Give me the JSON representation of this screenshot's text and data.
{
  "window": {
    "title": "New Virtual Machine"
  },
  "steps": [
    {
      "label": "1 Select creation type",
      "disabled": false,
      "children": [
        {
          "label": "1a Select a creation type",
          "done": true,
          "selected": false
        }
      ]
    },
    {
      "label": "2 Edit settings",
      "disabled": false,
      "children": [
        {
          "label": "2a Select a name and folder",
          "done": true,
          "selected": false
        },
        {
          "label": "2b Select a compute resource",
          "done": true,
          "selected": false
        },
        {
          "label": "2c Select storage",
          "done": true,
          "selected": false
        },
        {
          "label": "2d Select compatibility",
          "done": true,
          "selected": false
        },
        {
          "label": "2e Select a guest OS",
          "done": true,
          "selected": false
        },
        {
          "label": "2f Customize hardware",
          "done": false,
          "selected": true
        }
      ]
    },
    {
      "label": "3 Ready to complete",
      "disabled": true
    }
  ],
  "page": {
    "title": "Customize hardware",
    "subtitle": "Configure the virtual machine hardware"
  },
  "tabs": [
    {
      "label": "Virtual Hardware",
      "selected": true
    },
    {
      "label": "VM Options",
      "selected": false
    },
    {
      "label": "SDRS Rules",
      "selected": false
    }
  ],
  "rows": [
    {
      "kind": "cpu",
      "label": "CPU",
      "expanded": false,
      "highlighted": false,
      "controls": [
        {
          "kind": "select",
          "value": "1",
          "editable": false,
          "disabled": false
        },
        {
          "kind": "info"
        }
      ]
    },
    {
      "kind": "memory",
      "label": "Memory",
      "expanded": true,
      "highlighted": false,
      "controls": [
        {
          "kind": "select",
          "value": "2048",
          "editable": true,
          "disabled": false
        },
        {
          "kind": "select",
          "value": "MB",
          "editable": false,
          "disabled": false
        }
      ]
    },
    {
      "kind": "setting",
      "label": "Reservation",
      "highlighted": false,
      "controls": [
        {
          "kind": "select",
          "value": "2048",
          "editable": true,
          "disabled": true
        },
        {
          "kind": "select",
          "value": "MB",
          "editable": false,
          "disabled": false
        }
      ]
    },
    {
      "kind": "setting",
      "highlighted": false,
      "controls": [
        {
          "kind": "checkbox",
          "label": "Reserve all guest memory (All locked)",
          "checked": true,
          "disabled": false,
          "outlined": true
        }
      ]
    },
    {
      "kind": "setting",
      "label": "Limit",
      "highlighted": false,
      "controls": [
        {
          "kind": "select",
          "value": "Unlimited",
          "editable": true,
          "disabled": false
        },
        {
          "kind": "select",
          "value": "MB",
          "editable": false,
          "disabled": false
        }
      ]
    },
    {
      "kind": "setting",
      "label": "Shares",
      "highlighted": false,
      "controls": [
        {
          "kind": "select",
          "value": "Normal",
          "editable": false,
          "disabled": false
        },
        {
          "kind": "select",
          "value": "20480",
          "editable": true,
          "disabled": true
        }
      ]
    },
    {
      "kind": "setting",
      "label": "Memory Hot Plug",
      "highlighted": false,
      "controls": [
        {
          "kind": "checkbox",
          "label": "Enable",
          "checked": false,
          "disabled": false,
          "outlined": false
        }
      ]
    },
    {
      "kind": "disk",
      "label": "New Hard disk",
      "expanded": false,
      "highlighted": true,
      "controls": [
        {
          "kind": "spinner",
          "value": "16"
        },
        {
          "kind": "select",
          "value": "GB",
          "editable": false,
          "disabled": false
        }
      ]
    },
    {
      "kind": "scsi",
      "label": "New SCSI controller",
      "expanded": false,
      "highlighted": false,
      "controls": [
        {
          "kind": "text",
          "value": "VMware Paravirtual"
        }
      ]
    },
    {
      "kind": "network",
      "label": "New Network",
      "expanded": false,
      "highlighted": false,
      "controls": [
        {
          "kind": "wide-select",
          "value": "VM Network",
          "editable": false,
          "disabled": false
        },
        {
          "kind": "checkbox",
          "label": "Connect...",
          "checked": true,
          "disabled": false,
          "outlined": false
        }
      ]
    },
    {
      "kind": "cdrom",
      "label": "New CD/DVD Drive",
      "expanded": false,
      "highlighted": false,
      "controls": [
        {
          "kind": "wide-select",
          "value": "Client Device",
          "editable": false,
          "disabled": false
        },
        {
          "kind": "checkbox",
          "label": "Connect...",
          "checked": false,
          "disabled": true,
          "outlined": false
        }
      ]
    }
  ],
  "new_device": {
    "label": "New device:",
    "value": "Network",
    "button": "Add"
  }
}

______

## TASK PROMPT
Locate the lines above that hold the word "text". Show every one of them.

## WRITTEN SOLUTION
Give me the JSON representation of this screenshot's text and data.
          "kind": "text",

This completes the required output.